*** DATASET RECORDS Section Begins ***

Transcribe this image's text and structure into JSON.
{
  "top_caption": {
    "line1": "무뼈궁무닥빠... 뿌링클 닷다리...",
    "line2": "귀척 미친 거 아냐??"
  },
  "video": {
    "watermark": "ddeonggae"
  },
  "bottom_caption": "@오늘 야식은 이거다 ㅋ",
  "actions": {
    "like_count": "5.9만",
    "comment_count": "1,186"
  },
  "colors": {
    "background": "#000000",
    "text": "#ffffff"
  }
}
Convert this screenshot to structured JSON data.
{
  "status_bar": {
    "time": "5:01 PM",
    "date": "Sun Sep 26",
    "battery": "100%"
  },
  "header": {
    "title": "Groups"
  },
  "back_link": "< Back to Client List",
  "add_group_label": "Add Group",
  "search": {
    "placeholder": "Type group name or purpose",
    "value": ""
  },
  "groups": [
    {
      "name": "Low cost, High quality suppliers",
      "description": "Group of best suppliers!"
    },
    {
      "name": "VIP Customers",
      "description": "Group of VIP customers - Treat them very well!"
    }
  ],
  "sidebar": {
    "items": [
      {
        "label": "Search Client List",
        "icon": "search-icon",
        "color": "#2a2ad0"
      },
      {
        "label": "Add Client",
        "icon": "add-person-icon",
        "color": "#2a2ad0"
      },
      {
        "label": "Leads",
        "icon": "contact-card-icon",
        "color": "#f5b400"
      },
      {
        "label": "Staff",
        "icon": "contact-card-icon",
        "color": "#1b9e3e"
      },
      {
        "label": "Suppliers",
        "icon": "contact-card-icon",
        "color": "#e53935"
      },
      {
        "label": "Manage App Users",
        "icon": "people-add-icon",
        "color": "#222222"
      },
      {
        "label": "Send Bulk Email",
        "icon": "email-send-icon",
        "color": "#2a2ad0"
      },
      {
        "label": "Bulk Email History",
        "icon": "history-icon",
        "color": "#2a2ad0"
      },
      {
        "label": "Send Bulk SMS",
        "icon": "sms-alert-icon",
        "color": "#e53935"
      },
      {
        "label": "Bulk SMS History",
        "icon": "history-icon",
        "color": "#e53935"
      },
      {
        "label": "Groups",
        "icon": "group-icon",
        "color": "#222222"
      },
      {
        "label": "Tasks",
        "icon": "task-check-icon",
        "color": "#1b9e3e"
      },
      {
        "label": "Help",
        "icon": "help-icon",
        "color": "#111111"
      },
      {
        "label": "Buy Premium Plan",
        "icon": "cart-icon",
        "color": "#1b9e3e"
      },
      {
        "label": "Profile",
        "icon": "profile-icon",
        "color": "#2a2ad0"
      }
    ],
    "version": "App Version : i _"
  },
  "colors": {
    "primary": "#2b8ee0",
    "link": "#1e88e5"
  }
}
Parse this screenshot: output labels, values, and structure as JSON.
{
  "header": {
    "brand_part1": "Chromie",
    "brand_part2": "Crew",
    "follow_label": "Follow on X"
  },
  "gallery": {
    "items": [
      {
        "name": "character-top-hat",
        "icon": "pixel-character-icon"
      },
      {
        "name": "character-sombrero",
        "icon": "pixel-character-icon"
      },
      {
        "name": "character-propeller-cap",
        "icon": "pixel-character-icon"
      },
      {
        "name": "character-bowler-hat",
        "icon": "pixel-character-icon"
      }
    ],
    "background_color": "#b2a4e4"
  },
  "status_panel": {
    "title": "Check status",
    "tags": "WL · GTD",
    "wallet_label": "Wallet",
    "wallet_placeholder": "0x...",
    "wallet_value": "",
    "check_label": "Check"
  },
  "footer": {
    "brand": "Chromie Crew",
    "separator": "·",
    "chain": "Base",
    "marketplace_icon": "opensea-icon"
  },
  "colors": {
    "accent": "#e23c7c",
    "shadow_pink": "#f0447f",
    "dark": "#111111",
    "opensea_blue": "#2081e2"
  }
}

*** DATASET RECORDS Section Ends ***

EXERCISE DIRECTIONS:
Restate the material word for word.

EXERCISE ANSWER:
Transcribe this image's text and structure into JSON.
{
  "top_caption": {
    "line1": "무뼈궁무닥빠... 뿌링클 닷다리...",
    "line2": "귀척 미친 거 아냐??"
  },
  "video": {
    "watermark": "ddeonggae"
  },
  "bottom_caption": "@오늘 야식은 이거다 ㅋ",
  "actions": {
    "like_count": "5.9만",
    "comment_count": "1,186"
  },
  "colors": {
    "background": "#000000",
    "text": "#ffffff"
  }
}
Convert this screenshot to structured JSON data.
{
  "status_bar": {
    "time": "5:01 PM",
    "date": "Sun Sep 26",
    "battery": "100%"
  },
  "header": {
    "title": "Groups"
  },
  "back_link": "< Back to Client List",
  "add_group_label": "Add Group",
  "search": {
    "placeholder": "Type group name or purpose",
    "value": ""
  },
  "groups": [
    {
      "name": "Low cost, High quality suppliers",
      "description": "Group of best suppliers!"
    },
    {
      "name": "VIP Customers",
      "description": "Group of VIP customers - Treat them very well!"
    }
  ],
  "sidebar": {
    "items": [
      {
        "label": "Search Client List",
        "icon": "search-icon",
        "color": "#2a2ad0"
      },
      {
        "label": "Add Client",
        "icon": "add-person-icon",
        "color": "#2a2ad0"
      },
      {
        "label": "Leads",
        "icon": "contact-card-icon",
        "color": "#f5b400"
      },
      {
        "label": "Staff",
        "icon": "contact-card-icon",
        "color": "#1b9e3e"
      },
      {
        "label": "Suppliers",
        "icon": "contact-card-icon",
        "color": "#e53935"
      },
      {
        "label": "Manage App Users",
        "icon": "people-add-icon",
        "color": "#222222"
      },
      {
        "label": "Send Bulk Email",
        "icon": "email-send-icon",
        "color": "#2a2ad0"
      },
      {
        "label": "Bulk Email History",
        "icon": "history-icon",
        "color": "#2a2ad0"
      },
      {
        "label": "Send Bulk SMS",
        "icon": "sms-alert-icon",
        "color": "#e53935"
      },
      {
        "label": "Bulk SMS History",
        "icon": "history-icon",
        "color": "#e53935"
      },
      {
        "label": "Groups",
        "icon": "group-icon",
        "color": "#222222"
      },
      {
        "label": "Tasks",
        "icon": "task-check-icon",
        "color": "#1b9e3e"
      },
      {
        "label": "Help",
        "icon": "help-icon",
        "color": "#111111"
      },
      {
        "label": "Buy Premium Plan",
        "icon": "cart-icon",
        "color": "#1b9e3e"
      },
      {
        "label": "Profile",
        "icon": "profile-icon",
        "color": "#2a2ad0"
      }
    ],
    "version": "App Version : i _"
  },
  "colors": {
    "primary": "#2b8ee0",
    "link": "#1e88e5"
  }
}
Parse this screenshot: output labels, values, and structure as JSON.
{
  "header": {
    "brand_part1": "Chromie",
    "brand_part2": "Crew",
    "follow_label": "Follow on X"
  },
  "gallery": {
    "items": [
      {
        "name": "character-top-hat",
        "icon": "pixel-character-icon"
      },
      {
        "name": "character-sombrero",
        "icon": "pixel-character-icon"
      },
      {
        "name": "character-propeller-cap",
        "icon": "pixel-character-icon"
      },
      {
        "name": "character-bowler-hat",
        "icon": "pixel-character-icon"
      }
    ],
    "background_color": "#b2a4e4"
  },
  "status_panel": {
    "title": "Check status",
    "tags": "WL · GTD",
    "wallet_label": "Wallet",
    "wallet_placeholder": "0x...",
    "wallet_value": "",
    "check_label": "Check"
  },
  "footer": {
    "brand": "Chromie Crew",
    "separator": "·",
    "chain": "Base",
    "marketplace_icon": "opensea-icon"
  },
  "colors": {
    "accent": "#e23c7c",
    "shadow_pink": "#f0447f",
    "dark": "#111111",
    "opensea_blue": "#2081e2"
  }
}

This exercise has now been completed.